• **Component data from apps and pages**
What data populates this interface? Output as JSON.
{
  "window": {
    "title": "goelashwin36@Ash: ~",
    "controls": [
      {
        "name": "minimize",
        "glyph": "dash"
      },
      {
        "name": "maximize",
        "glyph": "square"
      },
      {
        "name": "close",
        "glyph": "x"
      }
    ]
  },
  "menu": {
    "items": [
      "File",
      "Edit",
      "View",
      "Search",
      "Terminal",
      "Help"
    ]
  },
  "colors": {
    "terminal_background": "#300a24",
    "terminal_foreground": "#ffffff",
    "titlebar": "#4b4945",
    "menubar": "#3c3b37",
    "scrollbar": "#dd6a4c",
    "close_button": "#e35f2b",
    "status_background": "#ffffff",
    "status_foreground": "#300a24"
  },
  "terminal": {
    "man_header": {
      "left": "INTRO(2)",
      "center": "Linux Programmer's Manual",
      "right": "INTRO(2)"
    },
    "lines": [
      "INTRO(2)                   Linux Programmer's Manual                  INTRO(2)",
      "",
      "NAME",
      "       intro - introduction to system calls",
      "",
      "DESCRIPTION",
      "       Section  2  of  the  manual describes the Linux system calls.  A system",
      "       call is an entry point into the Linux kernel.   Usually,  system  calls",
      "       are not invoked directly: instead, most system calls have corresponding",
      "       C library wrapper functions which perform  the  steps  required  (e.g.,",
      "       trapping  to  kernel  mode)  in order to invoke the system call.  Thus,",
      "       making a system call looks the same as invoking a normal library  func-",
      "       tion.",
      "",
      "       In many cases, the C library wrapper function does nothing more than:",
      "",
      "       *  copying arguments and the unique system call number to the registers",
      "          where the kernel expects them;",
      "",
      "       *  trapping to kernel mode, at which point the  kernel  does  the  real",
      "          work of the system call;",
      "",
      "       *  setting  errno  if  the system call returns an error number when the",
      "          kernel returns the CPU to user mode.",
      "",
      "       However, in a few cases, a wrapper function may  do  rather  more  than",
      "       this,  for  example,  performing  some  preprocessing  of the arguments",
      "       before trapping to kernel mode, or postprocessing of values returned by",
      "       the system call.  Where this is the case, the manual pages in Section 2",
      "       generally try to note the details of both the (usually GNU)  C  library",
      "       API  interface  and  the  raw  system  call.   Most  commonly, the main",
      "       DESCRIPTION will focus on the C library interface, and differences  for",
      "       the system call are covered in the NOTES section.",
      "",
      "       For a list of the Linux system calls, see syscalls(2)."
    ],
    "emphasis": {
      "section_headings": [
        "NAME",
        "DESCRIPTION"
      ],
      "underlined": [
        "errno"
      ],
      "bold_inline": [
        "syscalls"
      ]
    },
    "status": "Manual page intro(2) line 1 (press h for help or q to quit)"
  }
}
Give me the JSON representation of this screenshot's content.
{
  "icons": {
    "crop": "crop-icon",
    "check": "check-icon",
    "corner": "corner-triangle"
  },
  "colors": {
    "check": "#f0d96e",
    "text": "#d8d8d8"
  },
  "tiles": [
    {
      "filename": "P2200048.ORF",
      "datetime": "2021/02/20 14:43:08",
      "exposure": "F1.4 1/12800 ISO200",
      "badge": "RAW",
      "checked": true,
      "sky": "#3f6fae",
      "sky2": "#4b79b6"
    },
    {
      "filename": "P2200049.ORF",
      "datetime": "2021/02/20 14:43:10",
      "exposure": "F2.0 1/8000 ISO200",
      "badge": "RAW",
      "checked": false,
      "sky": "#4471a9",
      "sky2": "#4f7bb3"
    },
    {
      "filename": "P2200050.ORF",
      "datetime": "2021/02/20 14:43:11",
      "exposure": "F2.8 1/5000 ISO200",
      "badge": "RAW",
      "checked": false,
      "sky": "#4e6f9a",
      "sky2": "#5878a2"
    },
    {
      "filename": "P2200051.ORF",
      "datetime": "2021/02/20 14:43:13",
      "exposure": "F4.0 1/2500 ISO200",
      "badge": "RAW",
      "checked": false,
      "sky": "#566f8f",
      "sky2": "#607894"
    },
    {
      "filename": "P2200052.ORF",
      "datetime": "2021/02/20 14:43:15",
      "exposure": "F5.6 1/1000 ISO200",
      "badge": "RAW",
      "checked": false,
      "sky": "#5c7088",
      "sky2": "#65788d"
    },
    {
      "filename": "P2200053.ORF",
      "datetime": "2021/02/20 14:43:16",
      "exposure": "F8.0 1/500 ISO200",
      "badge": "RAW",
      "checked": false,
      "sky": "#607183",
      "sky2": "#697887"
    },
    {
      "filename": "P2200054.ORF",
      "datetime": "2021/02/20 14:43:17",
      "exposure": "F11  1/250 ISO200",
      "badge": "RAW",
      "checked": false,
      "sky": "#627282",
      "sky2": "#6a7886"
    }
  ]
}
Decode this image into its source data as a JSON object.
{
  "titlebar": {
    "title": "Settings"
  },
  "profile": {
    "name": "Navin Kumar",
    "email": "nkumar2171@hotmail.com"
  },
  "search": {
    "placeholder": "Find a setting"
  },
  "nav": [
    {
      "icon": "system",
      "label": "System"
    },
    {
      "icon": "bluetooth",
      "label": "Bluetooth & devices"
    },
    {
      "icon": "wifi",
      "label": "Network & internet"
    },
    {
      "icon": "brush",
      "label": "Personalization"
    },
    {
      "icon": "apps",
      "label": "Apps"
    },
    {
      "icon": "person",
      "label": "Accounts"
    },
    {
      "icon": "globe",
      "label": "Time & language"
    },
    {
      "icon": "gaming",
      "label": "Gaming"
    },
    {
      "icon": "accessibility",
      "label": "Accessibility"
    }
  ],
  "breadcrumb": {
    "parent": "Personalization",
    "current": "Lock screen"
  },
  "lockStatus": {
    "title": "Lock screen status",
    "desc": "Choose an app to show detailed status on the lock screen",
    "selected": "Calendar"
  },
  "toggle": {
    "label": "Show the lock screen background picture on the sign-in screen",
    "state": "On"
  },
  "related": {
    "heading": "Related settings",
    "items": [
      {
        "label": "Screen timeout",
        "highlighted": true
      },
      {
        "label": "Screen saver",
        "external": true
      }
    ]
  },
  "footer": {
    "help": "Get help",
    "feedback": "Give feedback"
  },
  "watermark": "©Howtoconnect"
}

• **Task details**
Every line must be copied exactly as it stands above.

• **Task response**
What data populates this interface? Output as JSON.
{
  "window": {
    "title": "goelashwin36@Ash: ~",
    "controls": [
      {
        "name": "minimize",
        "glyph": "dash"
      },
      {
        "name": "maximize",
        "glyph": "square"
      },
      {
        "name": "close",
        "glyph": "x"
      }
    ]
  },
  "menu": {
    "items": [
      "File",
      "Edit",
      "View",
      "Search",
      "Terminal",
      "Help"
    ]
  },
  "colors": {
    "terminal_background": "#300a24",
    "terminal_foreground": "#ffffff",
    "titlebar": "#4b4945",
    "menubar": "#3c3b37",
    "scrollbar": "#dd6a4c",
    "close_button": "#e35f2b",
    "status_background": "#ffffff",
    "status_foreground": "#300a24"
  },
  "terminal": {
    "man_header": {
      "left": "INTRO(2)",
      "center": "Linux Programmer's Manual",
      "right": "INTRO(2)"
    },
    "lines": [
      "INTRO(2)                   Linux Programmer's Manual                  INTRO(2)",
      "",
      "NAME",
      "       intro - introduction to system calls",
      "",
      "DESCRIPTION",
      "       Section  2  of  the  manual describes the Linux system calls.  A system",
      "       call is an entry point into the Linux kernel.   Usually,  system  calls",
      "       are not invoked directly: instead, most system calls have corresponding",
      "       C library wrapper functions which perform  the  steps  required  (e.g.,",
      "       trapping  to  kernel  mode)  in order to invoke the system call.  Thus,",
      "       making a system call looks the same as invoking a normal library  func-",
      "       tion.",
      "",
      "       In many cases, the C library wrapper function does nothing more than:",
      "",
      "       *  copying arguments and the unique system call number to the registers",
      "          where the kernel expects them;",
      "",
      "       *  trapping to kernel mode, at which point the  kernel  does  the  real",
      "          work of the system call;",
      "",
      "       *  setting  errno  if  the system call returns an error number when the",
      "          kernel returns the CPU to user mode.",
      "",
      "       However, in a few cases, a wrapper function may  do  rather  more  than",
      "       this,  for  example,  performing  some  preprocessing  of the arguments",
      "       before trapping to kernel mode, or postprocessing of values returned by",
      "       the system call.  Where this is the case, the manual pages in Section 2",
      "       generally try to note the details of both the (usually GNU)  C  library",
      "       API  interface  and  the  raw  system  call.   Most  commonly, the main",
      "       DESCRIPTION will focus on the C library interface, and differences  for",
      "       the system call are covered in the NOTES section.",
      "",
      "       For a list of the Linux system calls, see syscalls(2)."
    ],
    "emphasis": {
      "section_headings": [
        "NAME",
        "DESCRIPTION"
      ],
      "underlined": [
        "errno"
      ],
      "bold_inline": [
        "syscalls"
      ]
    },
    "status": "Manual page intro(2) line 1 (press h for help or q to quit)"
  }
}
Give me the JSON representation of this screenshot's content.
{
  "icons": {
    "crop": "crop-icon",
    "check": "check-icon",
    "corner": "corner-triangle"
  },
  "colors": {
    "check": "#f0d96e",
    "text": "#d8d8d8"
  },
  "tiles": [
    {
      "filename": "P2200048.ORF",
      "datetime": "2021/02/20 14:43:08",
      "exposure": "F1.4 1/12800 ISO200",
      "badge": "RAW",
      "checked": true,
      "sky": "#3f6fae",
      "sky2": "#4b79b6"
    },
    {
      "filename": "P2200049.ORF",
      "datetime": "2021/02/20 14:43:10",
      "exposure": "F2.0 1/8000 ISO200",
      "badge": "RAW",
      "checked": false,
      "sky": "#4471a9",
      "sky2": "#4f7bb3"
    },
    {
      "filename": "P2200050.ORF",
      "datetime": "2021/02/20 14:43:11",
      "exposure": "F2.8 1/5000 ISO200",
      "badge": "RAW",
      "checked": false,
      "sky": "#4e6f9a",
      "sky2": "#5878a2"
    },
    {
      "filename": "P2200051.ORF",
      "datetime": "2021/02/20 14:43:13",
      "exposure": "F4.0 1/2500 ISO200",
      "badge": "RAW",
      "checked": false,
      "sky": "#566f8f",
      "sky2": "#607894"
    },
    {
      "filename": "P2200052.ORF",
      "datetime": "2021/02/20 14:43:15",
      "exposure": "F5.6 1/1000 ISO200",
      "badge": "RAW",
      "checked": false,
      "sky": "#5c7088",
      "sky2": "#65788d"
    },
    {
      "filename": "P2200053.ORF",
      "datetime": "2021/02/20 14:43:16",
      "exposure": "F8.0 1/500 ISO200",
      "badge": "RAW",
      "checked": false,
      "sky": "#607183",
      "sky2": "#697887"
    },
    {
      "filename": "P2200054.ORF",
      "datetime": "2021/02/20 14:43:17",
      "exposure": "F11  1/250 ISO200",
      "badge": "RAW",
      "checked": false,
      "sky": "#627282",
      "sky2": "#6a7886"
    }
  ]
}
Decode this image into its source data as a JSON object.
{
  "titlebar": {
    "title": "Settings"
  },
  "profile": {
    "name": "Navin Kumar",
    "email": "nkumar2171@hotmail.com"
  },
  "search": {
    "placeholder": "Find a setting"
  },
  "nav": [
    {
      "icon": "system",
      "label": "System"
    },
    {
      "icon": "bluetooth",
      "label": "Bluetooth & devices"
    },
    {
      "icon": "wifi",
      "label": "Network & internet"
    },
    {
      "icon": "brush",
      "label": "Personalization"
    },
    {
      "icon": "apps",
      "label": "Apps"
    },
    {
      "icon": "person",
      "label": "Accounts"
    },
    {
      "icon": "globe",
      "label": "Time & language"
    },
    {
      "icon": "gaming",
      "label": "Gaming"
    },
    {
      "icon": "accessibility",
      "label": "Accessibility"
    }
  ],
  "breadcrumb": {
    "parent": "Personalization",
    "current": "Lock screen"
  },
  "lockStatus": {
    "title": "Lock screen status",
    "desc": "Choose an app to show detailed status on the lock screen",
    "selected": "Calendar"
  },
  "toggle": {
    "label": "Show the lock screen background picture on the sign-in screen",
    "state": "On"
  },
  "related": {
    "heading": "Related settings",
    "items": [
      {
        "label": "Screen timeout",
        "highlighted": true
      },
      {
        "label": "Screen saver",
        "external": true
      }
    ]
  },
  "footer": {
    "help": "Get help",
    "feedback": "Give feedback"
  },
  "watermark": "©Howtoconnect"
}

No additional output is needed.